Swarms of locusts encouraged by early rains are breeding in the north of Mali and Niger, bringing a second generation of insects that could increase 250 fold by the end of this summer and put the livelihoods of up to 50 million people in the region at risk.
The new generation is expected to spread from rebel-held northern regions of the two West African states, where pest control is difficult, to neighbouring countries.
The locusts migrated to Mali and Niger in June from Algeria and Libya, and rains that began in the region in May, almost two months earlier than usual, are helping spawn a fresh lot of desert locusts whose numbers are expected to significantly increase by October.
“The worst case scenario would be that this summer there will be two generations of breeding, resulting in large numbers of locusts, including swarms that would be present in northern Niger and northern Mali. By October, they will be ready to move out of those countries into neighbouring countries.” said Keith Cressman, a senior locust forecasting officer with the UN Food and Agriculture Organization (FAO).
“That timing will coincide with the harvest. There are up to 50 million people in the region that could be affected,” Cressman told IRIN.
More than 18 million people are facing severe food shortages across the Sahel region, including 3.5 million in Mali and more than three million others in Niger.
Mali’s and Niger’s neighbours are setting up teams to counter the eventual spread of the insects. There are discussions within the United Nations on creating a humanitarian corridor in northern Mali, which has been overrun by Islamist militia since a coup in Bamako in March, to help those affected by the food shortages and allow locust control.
In addition to Mali and Niger, Chad, although to a lesser extent, face the most serious desert locust threat in the region since the last emergency in 2003-2005 which cost half a billion dollars to control.
During that invasion, swarms of up to 20km long and 5km wide devastated pastures, crops and vegetation across the Sahel from Dakar, the capital of Senegal on the Atlantic coast, to Ndjamena, the capital of Chad, half a continent away.
Despite preparations, insecurity remains a huge obstacle. The Algeria-Libya border is still insecure, control is difficult in northern Niger and impossible in northern Mali which is controlled by groups of heavily armed fighters, some of whom fled southwards after last year’s fall of Libyan leader Muammar Gaddafi who they fought for.
Normally there is only one generation of locust breeding, but the early rains this time altered the pattern, said Cressman. A significant increase in locust populations would further devastate the millions of people facing hunger in the Sahel due to a harsh drought and high food costs.
Issa Sissoko, a locust control project coordinator in Mali, said clouds of desert locusts of about 800 metres wide and 10 kilometres have been spotted in the northern region of Kidal.
“Unfortunately, given the situation in the area – the threat by Islamists, we cannot venture there at the moment, unless we negotiate with those occupying the region.”
Mali’s Agriculture Minister Léo Sidibé said the government was considering undertaking a general preventive pest control across the country, including the insurgent-controlled zones as a first option.

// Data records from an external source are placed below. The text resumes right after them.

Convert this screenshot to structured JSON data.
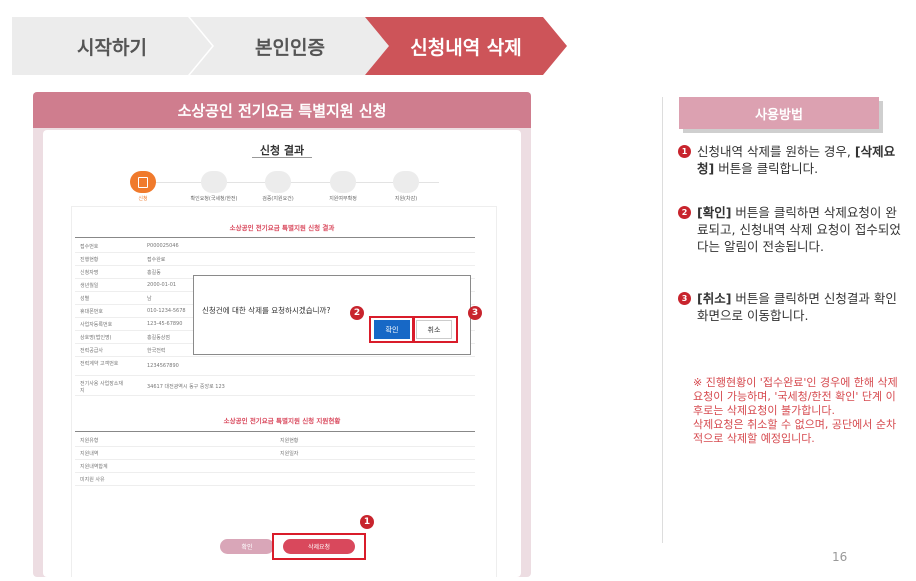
{
  "breadcrumb": {
    "steps": [
      {
        "label": "시작하기"
      },
      {
        "label": "본인인증"
      },
      {
        "label": "신청내역 삭제"
      }
    ]
  },
  "screenshot": {
    "header_title": "소상공인 전기요금 특별지원 신청",
    "card_title": "신청 결과",
    "progress_steps": [
      "신청",
      "확인요청(국세청/한전)",
      "검증(지원요건)",
      "지원여부확정",
      "지원(차감)"
    ],
    "section1_title": "소상공인 전기요금 특별지원 신청 결과",
    "rows": [
      {
        "k": "접수번호",
        "v": "P000025046"
      },
      {
        "k": "진행현황",
        "v": "접수완료"
      },
      {
        "k": "신청자명",
        "v": "홍길동"
      },
      {
        "k": "생년월일",
        "v": "2000-01-01"
      },
      {
        "k": "성별",
        "v": "남"
      },
      {
        "k": "휴대폰번호",
        "v": "010-1234-5678"
      },
      {
        "k": "사업자등록번호",
        "v": "123-45-67890"
      },
      {
        "k": "상호명(법인명)",
        "v": "홍길동상점"
      },
      {
        "k": "전력공급사",
        "v": "한국전력"
      },
      {
        "k": "전력계약 고객번호",
        "v": "1234567890"
      },
      {
        "k": "전기사용 사업장소재지",
        "v": "34617 대전광역시 동구 중앙로 123"
      }
    ],
    "dialog": {
      "message": "신청건에 대한 삭제를 요청하시겠습니까?",
      "confirm_label": "확인",
      "cancel_label": "취소"
    },
    "section2_title": "소상공인 전기요금 특별지원 신청 지원현황",
    "support_rows": [
      {
        "k1": "지원유형",
        "k2": "지원현황"
      },
      {
        "k1": "지원내역",
        "k2": "지원일자"
      },
      {
        "k1": "지원내역합계",
        "k2": ""
      },
      {
        "k1": "미지원 사유",
        "k2": ""
      }
    ],
    "bottom_buttons": {
      "confirm_label": "확인",
      "delete_label": "삭제요청"
    },
    "callouts": [
      "1",
      "2",
      "3"
    ]
  },
  "howto": {
    "title": "사용방법",
    "items": [
      {
        "num": "1",
        "pre": "신청내역 삭제를 원하는 경우, ",
        "bold": "[삭제요청]",
        "post": " 버튼을 클릭합니다."
      },
      {
        "num": "2",
        "pre": "",
        "bold": "[확인]",
        "post": " 버튼을 클릭하면 삭제요청이 완료되고, 신청내역 삭제 요청이 접수되었다는 알림이 전송됩니다."
      },
      {
        "num": "3",
        "pre": "",
        "bold": "[취소]",
        "post": " 버튼을 클릭하면 신청결과 확인 화면으로 이동합니다."
      }
    ],
    "note1": "※ 진행현황이 '접수완료'인 경우에 한해 삭제요청이 가능하며, '국세청/한전 확인' 단계 이후로는 삭제요청이 불가합니다.",
    "note2": "삭제요청은 취소할 수 없으며, 공단에서 순차적으로 삭제할 예정입니다."
  },
  "page_number": "16",
  "colors": {
    "accent": "#cd5459",
    "header_pink": "#cf7d8e",
    "callout_red": "#c8242d",
    "dialog_blue": "#1768c6"
  }
}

An alternative strategy is to control the insects in areas bordering the insecure north from Kayes town in the west to Koro in the east.
“In any case we need to take measures to stop the locusts from destroying the agricultural regions,” Sidibé told IRIN.

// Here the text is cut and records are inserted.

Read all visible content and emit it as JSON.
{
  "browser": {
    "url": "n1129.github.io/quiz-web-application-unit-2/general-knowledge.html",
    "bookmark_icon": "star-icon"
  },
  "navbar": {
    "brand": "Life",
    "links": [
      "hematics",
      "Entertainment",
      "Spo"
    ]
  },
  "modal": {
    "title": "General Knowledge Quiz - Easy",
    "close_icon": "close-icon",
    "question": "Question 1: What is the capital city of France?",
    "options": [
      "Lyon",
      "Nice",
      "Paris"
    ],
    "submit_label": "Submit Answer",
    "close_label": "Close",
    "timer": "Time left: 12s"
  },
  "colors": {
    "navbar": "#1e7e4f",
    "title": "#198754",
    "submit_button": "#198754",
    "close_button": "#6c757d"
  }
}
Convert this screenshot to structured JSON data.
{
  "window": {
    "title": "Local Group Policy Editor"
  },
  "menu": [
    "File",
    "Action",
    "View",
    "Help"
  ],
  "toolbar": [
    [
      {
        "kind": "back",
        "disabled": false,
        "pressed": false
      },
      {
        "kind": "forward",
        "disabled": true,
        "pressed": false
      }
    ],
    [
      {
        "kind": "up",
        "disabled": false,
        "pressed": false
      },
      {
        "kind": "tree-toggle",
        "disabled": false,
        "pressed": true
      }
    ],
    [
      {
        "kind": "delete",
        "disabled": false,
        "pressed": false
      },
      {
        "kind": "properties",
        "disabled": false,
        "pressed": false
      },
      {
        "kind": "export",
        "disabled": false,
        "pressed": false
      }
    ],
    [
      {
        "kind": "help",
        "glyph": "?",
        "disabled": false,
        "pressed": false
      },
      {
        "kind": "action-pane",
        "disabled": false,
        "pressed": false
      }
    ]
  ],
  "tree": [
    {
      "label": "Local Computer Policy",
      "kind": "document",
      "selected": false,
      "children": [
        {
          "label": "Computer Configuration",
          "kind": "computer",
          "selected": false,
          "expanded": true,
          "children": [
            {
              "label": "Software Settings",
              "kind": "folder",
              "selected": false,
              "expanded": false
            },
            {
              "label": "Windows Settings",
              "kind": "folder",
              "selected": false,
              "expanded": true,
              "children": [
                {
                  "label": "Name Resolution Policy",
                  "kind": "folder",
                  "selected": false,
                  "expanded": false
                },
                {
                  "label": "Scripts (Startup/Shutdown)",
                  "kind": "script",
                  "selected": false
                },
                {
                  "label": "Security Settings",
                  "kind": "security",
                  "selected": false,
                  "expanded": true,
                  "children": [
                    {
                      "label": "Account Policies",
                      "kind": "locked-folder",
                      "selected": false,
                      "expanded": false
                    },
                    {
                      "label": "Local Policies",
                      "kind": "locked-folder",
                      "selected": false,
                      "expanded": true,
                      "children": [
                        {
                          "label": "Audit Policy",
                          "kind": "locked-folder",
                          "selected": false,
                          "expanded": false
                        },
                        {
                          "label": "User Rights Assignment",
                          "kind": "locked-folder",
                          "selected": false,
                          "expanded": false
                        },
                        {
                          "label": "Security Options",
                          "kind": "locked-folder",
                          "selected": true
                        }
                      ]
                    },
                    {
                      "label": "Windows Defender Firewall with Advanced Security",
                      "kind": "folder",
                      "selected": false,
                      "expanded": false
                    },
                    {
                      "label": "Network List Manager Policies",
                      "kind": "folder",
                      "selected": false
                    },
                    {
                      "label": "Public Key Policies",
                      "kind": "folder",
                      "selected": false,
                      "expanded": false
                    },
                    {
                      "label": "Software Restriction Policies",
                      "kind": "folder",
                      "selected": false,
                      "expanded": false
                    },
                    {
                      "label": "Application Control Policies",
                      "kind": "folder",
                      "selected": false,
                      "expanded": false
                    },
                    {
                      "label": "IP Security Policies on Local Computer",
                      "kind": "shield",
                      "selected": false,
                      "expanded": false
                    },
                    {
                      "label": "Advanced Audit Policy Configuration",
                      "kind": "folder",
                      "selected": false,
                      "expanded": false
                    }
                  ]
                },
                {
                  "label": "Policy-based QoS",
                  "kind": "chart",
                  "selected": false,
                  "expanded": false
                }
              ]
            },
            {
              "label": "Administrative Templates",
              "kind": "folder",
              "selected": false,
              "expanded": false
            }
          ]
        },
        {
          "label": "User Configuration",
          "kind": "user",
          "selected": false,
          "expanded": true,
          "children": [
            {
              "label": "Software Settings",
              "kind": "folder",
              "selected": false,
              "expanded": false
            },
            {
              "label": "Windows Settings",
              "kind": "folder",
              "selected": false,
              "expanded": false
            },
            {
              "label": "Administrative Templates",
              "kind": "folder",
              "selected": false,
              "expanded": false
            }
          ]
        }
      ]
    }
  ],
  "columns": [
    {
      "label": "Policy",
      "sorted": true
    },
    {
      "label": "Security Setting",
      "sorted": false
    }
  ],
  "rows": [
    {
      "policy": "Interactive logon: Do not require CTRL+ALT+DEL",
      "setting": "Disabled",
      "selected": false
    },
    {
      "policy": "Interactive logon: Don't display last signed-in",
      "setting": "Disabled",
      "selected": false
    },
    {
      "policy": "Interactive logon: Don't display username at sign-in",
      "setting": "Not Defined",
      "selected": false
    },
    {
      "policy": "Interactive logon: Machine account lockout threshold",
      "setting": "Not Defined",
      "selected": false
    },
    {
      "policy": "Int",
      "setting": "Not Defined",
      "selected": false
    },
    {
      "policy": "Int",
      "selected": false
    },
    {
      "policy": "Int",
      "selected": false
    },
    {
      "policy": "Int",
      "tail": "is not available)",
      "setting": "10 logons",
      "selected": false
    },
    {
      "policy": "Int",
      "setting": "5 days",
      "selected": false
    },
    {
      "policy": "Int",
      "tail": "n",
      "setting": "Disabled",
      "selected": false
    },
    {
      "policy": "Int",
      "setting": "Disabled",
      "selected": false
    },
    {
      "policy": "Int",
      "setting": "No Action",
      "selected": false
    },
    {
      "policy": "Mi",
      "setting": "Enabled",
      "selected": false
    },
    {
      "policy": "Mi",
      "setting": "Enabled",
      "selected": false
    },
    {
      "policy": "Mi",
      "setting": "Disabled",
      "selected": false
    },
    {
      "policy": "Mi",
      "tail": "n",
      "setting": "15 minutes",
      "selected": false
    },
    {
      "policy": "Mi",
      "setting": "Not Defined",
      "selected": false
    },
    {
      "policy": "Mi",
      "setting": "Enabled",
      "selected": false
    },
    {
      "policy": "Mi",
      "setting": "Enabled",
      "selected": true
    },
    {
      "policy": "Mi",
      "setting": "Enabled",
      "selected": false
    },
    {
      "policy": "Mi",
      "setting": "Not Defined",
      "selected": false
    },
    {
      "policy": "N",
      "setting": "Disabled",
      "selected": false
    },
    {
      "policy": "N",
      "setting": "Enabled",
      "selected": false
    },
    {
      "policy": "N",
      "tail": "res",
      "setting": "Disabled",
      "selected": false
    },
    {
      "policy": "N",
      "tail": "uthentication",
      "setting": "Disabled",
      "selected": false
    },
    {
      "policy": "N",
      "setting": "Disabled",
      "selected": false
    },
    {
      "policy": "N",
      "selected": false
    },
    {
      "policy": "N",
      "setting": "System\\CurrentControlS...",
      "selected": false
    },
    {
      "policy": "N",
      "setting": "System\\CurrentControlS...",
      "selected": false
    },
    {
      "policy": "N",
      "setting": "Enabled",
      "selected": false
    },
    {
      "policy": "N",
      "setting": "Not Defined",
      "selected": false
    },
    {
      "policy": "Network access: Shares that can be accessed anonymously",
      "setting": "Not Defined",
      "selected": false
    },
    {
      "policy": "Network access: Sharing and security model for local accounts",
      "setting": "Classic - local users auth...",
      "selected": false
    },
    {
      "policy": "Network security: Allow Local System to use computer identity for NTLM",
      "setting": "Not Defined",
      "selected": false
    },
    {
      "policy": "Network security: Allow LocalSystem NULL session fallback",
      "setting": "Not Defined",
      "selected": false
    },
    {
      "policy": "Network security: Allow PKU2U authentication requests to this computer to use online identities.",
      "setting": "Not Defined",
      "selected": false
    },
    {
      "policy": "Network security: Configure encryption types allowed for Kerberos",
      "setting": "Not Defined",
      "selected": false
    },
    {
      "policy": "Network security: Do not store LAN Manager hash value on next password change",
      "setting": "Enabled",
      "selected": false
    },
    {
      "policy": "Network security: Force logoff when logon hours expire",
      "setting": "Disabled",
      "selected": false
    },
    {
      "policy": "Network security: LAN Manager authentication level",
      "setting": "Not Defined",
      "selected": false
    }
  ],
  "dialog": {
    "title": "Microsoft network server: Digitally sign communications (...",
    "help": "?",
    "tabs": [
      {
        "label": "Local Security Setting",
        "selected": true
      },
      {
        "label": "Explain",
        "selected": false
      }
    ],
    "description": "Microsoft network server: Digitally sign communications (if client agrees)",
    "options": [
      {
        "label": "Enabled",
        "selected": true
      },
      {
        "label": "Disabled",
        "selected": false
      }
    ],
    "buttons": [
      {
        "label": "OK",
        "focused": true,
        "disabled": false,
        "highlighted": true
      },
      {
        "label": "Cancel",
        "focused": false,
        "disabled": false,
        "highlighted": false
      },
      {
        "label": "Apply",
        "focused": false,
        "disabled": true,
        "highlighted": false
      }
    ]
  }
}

The voracious locusts often fly with the wind at speeds of between 16km to 19km per hour and can cover distances of up to 150km per day. They can devour hectares of vegetation in a few of days.
“If you have one swarm that’s the size of the city of Bamako, or the city of Niamey, the amount of food that that one swarm can eat in two days is the same as the population of the whole of Mali or the whole of Niger,” Cressman noted.

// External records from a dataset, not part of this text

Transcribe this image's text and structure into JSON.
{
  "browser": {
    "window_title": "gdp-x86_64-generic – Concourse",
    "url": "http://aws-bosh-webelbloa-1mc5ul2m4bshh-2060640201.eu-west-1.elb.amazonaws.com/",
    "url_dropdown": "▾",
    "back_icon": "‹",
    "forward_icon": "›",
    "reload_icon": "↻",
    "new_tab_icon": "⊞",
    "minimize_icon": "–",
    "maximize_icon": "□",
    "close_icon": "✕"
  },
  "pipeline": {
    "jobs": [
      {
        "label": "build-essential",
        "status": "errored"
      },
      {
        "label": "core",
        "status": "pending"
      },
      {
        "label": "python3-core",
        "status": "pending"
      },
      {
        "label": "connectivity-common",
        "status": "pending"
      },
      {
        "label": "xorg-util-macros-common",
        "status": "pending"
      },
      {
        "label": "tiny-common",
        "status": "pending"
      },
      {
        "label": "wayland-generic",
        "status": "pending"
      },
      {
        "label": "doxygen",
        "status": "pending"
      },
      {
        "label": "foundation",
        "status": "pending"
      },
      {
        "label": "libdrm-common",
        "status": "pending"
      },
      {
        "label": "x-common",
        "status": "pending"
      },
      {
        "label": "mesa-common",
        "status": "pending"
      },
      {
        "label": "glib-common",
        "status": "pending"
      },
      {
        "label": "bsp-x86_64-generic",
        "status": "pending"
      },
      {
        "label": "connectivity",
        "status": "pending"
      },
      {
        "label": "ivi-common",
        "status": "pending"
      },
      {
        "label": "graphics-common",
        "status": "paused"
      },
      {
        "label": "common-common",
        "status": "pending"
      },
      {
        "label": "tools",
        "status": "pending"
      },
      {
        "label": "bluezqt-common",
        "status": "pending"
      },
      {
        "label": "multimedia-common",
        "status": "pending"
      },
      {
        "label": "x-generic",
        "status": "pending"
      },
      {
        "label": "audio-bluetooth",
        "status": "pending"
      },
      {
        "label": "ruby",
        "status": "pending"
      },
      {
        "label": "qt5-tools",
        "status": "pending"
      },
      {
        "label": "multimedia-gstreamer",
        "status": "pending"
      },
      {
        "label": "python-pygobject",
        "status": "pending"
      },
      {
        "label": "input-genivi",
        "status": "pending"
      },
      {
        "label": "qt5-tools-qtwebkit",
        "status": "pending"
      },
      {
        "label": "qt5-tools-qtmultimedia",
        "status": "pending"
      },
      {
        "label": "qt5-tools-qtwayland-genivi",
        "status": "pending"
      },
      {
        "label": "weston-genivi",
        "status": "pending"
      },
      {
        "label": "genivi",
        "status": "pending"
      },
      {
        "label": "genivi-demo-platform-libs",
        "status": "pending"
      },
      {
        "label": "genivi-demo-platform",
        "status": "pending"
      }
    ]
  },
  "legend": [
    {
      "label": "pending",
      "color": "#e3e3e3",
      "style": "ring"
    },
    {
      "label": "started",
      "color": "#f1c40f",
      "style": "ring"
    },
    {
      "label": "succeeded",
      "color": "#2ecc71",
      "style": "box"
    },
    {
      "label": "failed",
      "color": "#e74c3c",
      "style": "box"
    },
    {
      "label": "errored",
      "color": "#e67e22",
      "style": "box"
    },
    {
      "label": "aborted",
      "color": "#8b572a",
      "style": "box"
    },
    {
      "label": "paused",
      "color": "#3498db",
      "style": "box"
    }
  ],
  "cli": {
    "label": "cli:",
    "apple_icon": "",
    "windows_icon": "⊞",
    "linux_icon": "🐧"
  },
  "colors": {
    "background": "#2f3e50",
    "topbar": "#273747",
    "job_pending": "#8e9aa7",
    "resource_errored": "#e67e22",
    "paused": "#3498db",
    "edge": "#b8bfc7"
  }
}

The end of the world
The Islamist rebels, who have imposed strict Islamic laws in the areas under their control in northern Mali and reported to have placed mines around the town of Gao, destroyed pest control equipment, vehicles and pesticides in that town when they seized it in the aftermath of the 22 March military coup.
There are also fears of environmental damage if the hazardous insecticides are mishandled.
“If the locusts invade, in addition to the Islamists, it will be the end of the world here,” said Oumarou Ag Assanatan, a cattle farmer in Kidal town. “We ask the international community to take immediate measures so that these insects do not develop and come to our towns.
“We can no longer count on the government, or the Islamists who are more preoccupied with applying sharia than controlling the locusts.”